Summer is officially here! That calls for fresh farmers’ market produce, backyard barbecues and, of course, cold drinks. I’ve shared before how to make smooth, full-flavored, cold-brew coffee for drinks like a caramel iced latte or coffee cocktail. While I love that method, it takes about 8-12 hours for the coffee to steep – and let’s face it…sometimes a craving for iced coffee hits when you don’t want to wait that long.
I used to think I didn’t really like lemonade – until I made it last summer for the first time with actual lemons. I should have started making the real stuff a long time ago, because now I’m completely hooked. There’s simply no substitute for the crisp, tart and sweet flavor of real, homemade lemonade.
I don’t mind the cold and snow during the beginning of winter, but around this time of year I start to get antsy. My love for cuddling up with comfort food in front of the fireplace gives way to a desire to eat on a restaurant patio, run along the riverfront path or head over to the neighbor’s for drinks and laughs around their fire pit.
When my husband and I moved into our house, I knew the living room was going to be my “blank slate” decorating project. I didn’t have any existing furniture for that room so I was able to start from scratch. The only problem? Furniture is expensive.
This wasn’t a room that needed to be functional right away, so I figured I could take my time (which is really challenging for an impatient person like me!). Rather than rushing to making purchases immediately, I’ve been scouring garage sales, consignment shops and the side of the road for pieces that would work without breaking the budget.
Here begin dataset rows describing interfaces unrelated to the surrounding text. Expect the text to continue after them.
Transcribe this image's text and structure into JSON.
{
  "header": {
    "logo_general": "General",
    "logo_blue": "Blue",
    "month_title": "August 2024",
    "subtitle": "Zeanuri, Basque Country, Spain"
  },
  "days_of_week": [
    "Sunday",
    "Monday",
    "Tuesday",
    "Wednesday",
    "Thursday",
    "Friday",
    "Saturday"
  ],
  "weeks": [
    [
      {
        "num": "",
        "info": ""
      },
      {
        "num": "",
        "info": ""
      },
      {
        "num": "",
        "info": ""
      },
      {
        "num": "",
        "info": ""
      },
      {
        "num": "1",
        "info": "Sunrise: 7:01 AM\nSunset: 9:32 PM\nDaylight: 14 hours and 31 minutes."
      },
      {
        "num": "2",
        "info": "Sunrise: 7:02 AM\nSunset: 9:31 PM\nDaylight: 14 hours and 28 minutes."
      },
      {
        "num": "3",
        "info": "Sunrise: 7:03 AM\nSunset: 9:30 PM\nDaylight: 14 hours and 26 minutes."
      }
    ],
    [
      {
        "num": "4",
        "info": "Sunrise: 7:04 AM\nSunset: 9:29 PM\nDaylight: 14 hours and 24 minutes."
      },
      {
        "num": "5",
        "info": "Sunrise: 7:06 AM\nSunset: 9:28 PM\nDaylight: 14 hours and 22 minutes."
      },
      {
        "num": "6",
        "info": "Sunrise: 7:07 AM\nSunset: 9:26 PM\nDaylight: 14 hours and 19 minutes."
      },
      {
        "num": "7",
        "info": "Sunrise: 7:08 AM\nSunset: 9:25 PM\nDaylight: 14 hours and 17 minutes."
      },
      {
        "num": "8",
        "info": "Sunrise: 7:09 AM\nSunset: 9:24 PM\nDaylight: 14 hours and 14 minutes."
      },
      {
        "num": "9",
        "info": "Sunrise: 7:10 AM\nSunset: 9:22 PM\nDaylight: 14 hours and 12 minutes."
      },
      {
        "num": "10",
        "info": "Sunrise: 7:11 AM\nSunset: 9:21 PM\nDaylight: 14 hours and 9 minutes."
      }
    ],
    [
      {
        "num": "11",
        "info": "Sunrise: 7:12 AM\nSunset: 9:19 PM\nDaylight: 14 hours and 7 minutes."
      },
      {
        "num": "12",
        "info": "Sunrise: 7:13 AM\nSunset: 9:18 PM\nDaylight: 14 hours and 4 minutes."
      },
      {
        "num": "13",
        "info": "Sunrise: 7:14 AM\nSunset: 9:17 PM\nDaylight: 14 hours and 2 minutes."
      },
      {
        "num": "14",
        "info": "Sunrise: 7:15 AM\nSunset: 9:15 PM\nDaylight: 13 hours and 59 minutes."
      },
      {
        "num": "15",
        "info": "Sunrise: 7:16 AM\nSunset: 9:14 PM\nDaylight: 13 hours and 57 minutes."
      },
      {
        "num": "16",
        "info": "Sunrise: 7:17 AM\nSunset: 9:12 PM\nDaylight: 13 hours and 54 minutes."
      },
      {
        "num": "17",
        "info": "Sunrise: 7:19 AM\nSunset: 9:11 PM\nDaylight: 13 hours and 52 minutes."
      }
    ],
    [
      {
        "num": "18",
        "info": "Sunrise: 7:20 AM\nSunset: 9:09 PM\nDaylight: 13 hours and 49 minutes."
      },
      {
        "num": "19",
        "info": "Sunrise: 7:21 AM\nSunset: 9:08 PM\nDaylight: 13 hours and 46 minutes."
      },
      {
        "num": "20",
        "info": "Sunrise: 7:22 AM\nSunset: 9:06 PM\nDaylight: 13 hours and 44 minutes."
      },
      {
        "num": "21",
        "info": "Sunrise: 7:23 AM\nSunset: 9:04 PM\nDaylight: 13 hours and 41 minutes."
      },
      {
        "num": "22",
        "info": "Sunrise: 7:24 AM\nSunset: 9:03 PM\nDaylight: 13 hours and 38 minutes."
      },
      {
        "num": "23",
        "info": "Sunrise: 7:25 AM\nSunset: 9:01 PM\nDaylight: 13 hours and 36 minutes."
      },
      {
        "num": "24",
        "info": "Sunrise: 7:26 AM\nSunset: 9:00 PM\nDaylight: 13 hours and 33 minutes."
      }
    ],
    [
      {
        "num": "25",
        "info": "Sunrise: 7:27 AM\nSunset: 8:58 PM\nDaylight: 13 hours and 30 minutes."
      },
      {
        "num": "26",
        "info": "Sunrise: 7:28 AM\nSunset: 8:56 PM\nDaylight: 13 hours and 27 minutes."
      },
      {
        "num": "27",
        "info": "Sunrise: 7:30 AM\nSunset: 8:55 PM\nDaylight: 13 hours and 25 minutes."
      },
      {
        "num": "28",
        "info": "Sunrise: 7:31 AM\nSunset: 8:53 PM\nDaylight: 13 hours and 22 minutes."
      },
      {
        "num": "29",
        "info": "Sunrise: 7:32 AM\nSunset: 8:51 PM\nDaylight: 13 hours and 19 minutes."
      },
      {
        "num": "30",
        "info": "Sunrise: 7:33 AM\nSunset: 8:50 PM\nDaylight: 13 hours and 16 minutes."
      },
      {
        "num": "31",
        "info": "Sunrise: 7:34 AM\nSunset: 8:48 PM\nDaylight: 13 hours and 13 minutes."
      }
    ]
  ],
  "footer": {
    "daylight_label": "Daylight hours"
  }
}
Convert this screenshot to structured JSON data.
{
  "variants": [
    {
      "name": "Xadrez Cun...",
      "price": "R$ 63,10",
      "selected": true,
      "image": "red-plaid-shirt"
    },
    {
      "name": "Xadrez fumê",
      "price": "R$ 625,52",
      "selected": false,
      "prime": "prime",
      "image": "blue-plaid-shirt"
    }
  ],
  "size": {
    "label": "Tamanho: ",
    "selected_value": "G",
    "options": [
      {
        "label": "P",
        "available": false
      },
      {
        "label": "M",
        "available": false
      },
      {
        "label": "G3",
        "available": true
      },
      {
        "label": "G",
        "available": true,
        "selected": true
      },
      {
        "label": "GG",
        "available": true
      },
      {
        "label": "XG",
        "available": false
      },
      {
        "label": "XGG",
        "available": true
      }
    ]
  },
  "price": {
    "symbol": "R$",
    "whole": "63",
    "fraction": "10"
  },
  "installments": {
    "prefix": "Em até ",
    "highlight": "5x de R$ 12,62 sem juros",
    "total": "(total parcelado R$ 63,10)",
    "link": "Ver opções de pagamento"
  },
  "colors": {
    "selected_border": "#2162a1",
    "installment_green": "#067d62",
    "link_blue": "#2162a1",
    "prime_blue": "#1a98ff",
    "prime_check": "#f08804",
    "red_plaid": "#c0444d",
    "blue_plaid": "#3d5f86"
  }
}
As I’ve been perusing the works of some of my favorite food photographers, one element I’m drawn to is the backdrop. I absolutely love the look of food composed on a rustic farm table. The natural look enhances homey, comfort recipes, contrasts formal dishes to make them really pop and showcases the beauty of simple ingredients.
I haven’t yet found my dream barn wood table that perfectly complements the recipes I’m working on (I know it’s out there somewhere!). Even if I did have that perfect table, the best natural light in my house comes from a particular spot near my family room window. It’s not at all a convenient place to store a table and I’d hate to have to move large furniture to that area every time I want to shoot.
Food isn’t always about what ends up on the plate. For me, it’s about the process of preparing that dish. It’s about the people I get to share it with, where the ingredients originated, who passed along that recipe to me or how it morphed and changed in my kitchen.
I’m not sure why Christmas has declared itself the chocolate bark holiday. Yet for some reason around this time of year, you can find these decadent chunks of chocolate in nearly every grocery store or at almost any holiday party. While I personally vote for it being around all year long, I’ve officially jumped on the Christmastime chocolate bark bandwagon.
I’m one of those people who usually can’t think about Christmas until after Thanksgiving. I have friends who have to hold themselves back from decking their house out with red and green before the end of October, but I always feel like I want Thanksgiving to have its chance in the spotlight.
There’s something relaxing about making soup. Maybe it’s that I don’t feel the pressure of getting the concoction right the first time. As long as I use a large enough pot, I can add ingredients until I’m content with the taste. I’ll admit, I’ve been known to transfer a soup-in-progress to a larger pot for this exact reason. Unfortunately, there did not exist a container big enough to fix my “random leftover veggie